Further down the scale there are priests’ birettas. These have more to them than meets the eye. They normally have three prongs on top with a black pompom. But a biretta with four prongs tells the knowledgeable observer that the wearer is a doctor of theology and is entitled to a bit more respect than most. One with a red pompom on top is on the head of a monsignor and, if you visit Spain, you will see all the colours of the rainbow to identify a rich variety of ministries in which their distinguished churchmen engage. On a visit to the Cathedral in Compostela I was equally impressed to see that the members of the Union of Catholic Mothers favoured mantillas of greater or lesser height. I can only surmise this represented some kind of ecclesiastical thermometer within their ranks too.
Scull-caps for the clergy began life as a simple cover for tonsured heads in cold monasteries but soon climbed the ladder of precedence with black for simple monks and clerics, purple for bishops, scarlet for cardinals and white for Popes. They were entitled to a footnote in the rubrics of Mass to be removed during the Canon of the Mass or when in the presence of the Holy Father.
Hats have been set to music, one of the most popular being The Mexican Hat Dance which has become something of a national anthem. Some of us will remember the carefree days of Fred Astaire and his Top Hat song and dance routine. Then there is the Three-Cornered Hat by Manuel de Falla (1876-1946), based on a folk-story, which raises the status of the hat to the level of Ballet even though it may lower the moral tone of the theatre.
Hats can be used as expressions of derision or of anger like ‘eat your hat’ or ‘keep your hat on’. They can give greater intensity to fits of uncontrolled temper when you are moved to ‘jump up and down on your hat’. They can also be used to express elation if you ‘throw your hat in the air’. Some versatile scholars have been known to wear ‘several hats’ at the same time.
Giovanni Andolfini’s Hat
And Saint Anselm’s Ontological Argument
Saint Anselm of Canterbury (1033-1109) is credited with an original argument for the existence of God, known as his ‘Ontological Argument’, which defines God as ‘that greater than which nothing can be imagined’. Anselm had clearly not seen Giovanni Andolfini’s hat. It is the mother and father of all hats.
Giovanni looks bemused and ill at ease, perhaps just a bit embarrassed. Who could have persuaded him to pose in such an ill-fitting hat, balanced on the top of his head, and on his wedding day? At the other extreme his shoes are at least two sizes too big.
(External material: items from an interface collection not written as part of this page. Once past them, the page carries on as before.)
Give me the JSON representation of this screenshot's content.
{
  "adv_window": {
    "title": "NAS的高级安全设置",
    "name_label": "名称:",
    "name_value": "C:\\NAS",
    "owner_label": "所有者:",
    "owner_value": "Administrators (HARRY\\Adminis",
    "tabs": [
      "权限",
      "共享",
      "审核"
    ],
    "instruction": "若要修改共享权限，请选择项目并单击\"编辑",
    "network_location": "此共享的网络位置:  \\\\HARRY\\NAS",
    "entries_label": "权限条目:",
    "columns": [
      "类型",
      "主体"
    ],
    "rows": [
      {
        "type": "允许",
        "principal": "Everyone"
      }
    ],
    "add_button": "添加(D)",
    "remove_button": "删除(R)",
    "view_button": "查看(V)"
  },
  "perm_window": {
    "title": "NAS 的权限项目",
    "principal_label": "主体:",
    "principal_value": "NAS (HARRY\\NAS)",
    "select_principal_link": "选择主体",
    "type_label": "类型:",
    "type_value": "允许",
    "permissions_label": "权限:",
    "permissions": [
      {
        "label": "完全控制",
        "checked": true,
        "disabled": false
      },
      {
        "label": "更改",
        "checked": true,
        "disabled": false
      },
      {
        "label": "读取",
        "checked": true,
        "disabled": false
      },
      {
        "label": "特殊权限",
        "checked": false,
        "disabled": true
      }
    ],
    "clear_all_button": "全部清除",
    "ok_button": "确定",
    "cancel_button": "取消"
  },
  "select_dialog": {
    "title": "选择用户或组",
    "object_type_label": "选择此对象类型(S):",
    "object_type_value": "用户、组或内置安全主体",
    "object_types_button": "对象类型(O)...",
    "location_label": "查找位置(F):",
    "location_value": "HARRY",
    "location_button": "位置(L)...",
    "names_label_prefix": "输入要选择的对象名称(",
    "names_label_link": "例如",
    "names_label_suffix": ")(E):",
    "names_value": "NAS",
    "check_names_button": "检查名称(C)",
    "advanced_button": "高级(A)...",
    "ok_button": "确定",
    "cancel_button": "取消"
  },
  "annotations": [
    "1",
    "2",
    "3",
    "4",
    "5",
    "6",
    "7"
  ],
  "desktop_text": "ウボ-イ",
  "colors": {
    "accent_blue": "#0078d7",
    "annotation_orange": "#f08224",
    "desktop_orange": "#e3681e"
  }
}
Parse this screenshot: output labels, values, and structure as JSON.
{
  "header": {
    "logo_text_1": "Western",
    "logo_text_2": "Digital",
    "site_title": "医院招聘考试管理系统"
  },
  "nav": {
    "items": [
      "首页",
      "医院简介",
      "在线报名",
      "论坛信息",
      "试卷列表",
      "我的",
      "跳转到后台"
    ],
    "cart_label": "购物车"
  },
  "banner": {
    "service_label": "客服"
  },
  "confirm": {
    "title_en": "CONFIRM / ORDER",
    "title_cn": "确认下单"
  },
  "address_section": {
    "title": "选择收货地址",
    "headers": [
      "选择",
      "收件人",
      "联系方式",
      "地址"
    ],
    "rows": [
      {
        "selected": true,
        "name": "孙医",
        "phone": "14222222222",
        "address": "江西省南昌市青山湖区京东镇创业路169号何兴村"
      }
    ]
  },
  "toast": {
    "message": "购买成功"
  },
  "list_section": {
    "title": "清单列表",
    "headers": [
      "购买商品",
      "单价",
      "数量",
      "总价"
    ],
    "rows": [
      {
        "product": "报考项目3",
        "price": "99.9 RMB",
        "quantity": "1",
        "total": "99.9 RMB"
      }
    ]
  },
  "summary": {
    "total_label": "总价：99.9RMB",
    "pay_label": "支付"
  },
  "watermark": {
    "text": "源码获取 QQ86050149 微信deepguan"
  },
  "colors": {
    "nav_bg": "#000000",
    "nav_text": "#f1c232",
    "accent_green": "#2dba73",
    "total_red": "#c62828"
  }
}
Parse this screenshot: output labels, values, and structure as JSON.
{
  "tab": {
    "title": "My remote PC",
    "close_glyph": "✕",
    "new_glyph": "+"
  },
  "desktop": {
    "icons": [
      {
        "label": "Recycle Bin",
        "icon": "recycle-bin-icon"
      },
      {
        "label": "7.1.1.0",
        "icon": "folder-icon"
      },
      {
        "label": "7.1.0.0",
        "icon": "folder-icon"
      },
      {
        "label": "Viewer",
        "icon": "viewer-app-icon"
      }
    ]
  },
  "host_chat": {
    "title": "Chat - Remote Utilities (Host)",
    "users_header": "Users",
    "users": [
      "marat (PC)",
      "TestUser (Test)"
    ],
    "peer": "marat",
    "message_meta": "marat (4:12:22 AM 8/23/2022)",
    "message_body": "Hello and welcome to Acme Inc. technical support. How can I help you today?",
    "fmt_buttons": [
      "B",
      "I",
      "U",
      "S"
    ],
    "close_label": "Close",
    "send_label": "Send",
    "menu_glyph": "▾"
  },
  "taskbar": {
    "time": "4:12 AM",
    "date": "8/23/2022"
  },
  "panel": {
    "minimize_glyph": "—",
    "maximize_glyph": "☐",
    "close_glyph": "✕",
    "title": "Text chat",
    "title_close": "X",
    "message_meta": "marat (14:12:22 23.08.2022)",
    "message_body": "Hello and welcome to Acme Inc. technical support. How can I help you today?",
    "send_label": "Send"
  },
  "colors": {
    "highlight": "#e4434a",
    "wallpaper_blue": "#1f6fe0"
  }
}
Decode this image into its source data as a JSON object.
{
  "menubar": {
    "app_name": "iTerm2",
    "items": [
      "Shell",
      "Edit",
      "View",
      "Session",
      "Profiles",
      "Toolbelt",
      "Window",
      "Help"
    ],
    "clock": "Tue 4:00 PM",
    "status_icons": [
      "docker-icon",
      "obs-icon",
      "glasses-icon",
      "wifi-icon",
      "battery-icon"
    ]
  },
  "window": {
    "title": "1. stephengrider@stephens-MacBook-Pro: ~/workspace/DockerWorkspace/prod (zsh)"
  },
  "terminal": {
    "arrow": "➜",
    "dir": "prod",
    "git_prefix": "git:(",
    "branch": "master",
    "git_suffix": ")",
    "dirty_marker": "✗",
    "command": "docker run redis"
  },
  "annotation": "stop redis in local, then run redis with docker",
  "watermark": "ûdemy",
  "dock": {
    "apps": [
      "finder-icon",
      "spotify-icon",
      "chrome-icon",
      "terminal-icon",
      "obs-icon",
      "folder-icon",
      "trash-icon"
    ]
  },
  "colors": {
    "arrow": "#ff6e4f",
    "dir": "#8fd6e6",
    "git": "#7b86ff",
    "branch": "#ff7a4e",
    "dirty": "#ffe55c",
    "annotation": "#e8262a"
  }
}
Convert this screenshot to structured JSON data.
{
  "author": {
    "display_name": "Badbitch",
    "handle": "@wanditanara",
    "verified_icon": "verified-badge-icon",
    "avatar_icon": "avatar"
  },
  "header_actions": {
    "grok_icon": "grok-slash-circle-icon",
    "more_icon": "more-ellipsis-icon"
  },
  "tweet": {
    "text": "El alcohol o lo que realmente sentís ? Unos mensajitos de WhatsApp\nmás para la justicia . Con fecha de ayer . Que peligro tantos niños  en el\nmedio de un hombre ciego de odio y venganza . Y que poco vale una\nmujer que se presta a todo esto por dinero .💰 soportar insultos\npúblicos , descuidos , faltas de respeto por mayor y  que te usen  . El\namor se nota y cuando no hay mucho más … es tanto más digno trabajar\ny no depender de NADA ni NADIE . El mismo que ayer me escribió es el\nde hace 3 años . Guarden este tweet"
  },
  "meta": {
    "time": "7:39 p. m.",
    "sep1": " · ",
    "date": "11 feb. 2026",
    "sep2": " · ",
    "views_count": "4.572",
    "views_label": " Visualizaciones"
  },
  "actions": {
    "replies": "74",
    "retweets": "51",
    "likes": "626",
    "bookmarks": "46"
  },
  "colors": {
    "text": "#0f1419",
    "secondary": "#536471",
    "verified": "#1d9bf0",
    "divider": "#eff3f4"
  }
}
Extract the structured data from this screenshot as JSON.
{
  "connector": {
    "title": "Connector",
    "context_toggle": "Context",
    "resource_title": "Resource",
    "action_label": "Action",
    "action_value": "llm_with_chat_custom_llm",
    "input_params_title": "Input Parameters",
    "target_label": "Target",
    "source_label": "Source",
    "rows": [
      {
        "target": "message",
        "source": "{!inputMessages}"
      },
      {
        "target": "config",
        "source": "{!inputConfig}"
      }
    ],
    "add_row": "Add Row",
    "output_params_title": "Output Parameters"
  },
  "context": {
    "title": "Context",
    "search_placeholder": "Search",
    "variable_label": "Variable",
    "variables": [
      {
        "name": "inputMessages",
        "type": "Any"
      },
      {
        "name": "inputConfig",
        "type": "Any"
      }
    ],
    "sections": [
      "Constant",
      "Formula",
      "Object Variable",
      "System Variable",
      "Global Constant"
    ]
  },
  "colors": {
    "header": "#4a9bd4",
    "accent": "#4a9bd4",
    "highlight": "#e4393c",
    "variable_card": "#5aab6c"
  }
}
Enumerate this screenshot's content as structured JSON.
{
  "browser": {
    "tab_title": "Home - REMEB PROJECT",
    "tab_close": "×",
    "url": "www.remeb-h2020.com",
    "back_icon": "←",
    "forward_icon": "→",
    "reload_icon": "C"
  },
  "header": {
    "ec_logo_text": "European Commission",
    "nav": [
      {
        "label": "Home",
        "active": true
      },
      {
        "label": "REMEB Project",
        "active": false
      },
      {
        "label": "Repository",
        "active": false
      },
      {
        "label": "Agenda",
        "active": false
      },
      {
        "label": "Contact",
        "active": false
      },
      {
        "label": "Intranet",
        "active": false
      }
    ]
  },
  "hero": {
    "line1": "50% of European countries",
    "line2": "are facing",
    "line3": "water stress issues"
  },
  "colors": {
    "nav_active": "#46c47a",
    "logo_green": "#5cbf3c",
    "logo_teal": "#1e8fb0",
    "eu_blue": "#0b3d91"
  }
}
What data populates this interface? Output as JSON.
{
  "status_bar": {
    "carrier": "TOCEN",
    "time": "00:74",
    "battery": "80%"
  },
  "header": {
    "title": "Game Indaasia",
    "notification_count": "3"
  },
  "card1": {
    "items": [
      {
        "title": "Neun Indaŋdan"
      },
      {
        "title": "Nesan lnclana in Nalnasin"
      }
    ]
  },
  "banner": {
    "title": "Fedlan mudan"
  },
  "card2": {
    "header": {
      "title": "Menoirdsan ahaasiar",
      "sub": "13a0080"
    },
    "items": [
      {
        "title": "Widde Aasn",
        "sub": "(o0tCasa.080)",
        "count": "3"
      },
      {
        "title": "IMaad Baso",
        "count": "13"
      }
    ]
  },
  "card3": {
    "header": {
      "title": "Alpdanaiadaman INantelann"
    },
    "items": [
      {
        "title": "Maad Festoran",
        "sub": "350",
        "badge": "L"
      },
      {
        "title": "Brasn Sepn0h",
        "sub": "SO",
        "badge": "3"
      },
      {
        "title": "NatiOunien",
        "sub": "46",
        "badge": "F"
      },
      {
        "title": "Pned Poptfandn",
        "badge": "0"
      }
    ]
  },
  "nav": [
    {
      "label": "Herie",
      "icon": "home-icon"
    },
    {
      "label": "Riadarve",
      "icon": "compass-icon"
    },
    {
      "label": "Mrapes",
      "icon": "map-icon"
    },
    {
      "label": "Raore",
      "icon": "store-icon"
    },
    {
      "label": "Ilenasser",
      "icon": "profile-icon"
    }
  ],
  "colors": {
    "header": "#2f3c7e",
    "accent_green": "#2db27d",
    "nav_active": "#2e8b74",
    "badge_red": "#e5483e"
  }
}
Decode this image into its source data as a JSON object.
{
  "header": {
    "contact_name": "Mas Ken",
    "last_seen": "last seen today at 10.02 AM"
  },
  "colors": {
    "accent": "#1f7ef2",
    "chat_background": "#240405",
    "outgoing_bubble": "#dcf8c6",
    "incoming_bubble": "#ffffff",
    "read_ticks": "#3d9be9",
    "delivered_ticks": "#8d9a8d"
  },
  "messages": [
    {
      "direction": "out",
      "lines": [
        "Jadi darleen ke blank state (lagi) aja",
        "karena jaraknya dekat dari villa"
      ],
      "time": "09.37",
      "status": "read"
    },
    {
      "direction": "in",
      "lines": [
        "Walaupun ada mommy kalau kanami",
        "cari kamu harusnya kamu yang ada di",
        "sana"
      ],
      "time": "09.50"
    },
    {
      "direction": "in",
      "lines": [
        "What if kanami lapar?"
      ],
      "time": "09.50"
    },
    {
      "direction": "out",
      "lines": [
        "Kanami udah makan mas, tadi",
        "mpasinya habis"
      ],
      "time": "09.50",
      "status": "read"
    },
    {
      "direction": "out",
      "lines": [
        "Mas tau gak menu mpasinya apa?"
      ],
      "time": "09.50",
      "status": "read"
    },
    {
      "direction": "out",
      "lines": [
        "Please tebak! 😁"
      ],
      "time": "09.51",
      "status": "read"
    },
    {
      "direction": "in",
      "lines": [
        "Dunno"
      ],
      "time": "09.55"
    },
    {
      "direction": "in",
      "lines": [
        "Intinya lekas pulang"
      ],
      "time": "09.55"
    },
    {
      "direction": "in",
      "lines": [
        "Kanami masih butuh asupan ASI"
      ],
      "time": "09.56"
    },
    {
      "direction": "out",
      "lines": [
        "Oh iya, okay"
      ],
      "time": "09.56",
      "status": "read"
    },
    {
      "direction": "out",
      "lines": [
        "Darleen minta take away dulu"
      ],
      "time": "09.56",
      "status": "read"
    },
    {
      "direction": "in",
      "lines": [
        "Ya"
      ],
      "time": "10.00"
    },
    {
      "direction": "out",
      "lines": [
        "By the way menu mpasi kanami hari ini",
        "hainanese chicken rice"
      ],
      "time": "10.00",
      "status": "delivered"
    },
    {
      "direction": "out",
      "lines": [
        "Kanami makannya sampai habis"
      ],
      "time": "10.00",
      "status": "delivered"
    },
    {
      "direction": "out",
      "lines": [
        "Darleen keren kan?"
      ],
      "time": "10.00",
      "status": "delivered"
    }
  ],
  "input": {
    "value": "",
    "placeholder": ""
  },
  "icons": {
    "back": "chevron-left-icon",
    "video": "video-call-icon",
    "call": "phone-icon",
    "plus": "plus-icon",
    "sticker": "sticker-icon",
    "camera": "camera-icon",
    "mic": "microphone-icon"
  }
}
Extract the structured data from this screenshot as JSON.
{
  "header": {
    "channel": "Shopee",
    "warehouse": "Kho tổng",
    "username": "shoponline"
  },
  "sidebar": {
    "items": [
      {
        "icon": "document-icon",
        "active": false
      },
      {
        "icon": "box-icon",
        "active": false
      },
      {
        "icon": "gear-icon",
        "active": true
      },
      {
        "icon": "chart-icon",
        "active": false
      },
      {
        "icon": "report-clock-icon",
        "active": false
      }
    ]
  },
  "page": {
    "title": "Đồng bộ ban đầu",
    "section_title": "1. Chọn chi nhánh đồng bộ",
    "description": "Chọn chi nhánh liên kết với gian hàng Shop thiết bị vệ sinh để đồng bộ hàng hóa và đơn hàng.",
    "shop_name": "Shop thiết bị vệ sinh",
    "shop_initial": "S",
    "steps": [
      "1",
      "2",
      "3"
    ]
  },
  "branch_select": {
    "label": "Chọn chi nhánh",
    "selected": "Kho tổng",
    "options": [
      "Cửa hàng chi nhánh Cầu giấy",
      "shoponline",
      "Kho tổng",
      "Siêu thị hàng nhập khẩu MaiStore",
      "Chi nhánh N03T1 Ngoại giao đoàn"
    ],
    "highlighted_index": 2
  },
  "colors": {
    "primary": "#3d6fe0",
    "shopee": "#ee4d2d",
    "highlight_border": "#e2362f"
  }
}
Mind you, the original wedding portrait includes his bride. As Giovanni appears to reach up furtively with his right hand to get rid of the hat, the bride reaches out gently with hers to gainsay him with the unspoken request ‘Dammi il cinque!’ (‘Give me five’). Whether the hat fitted or not, the poor man had no choice but to wear it.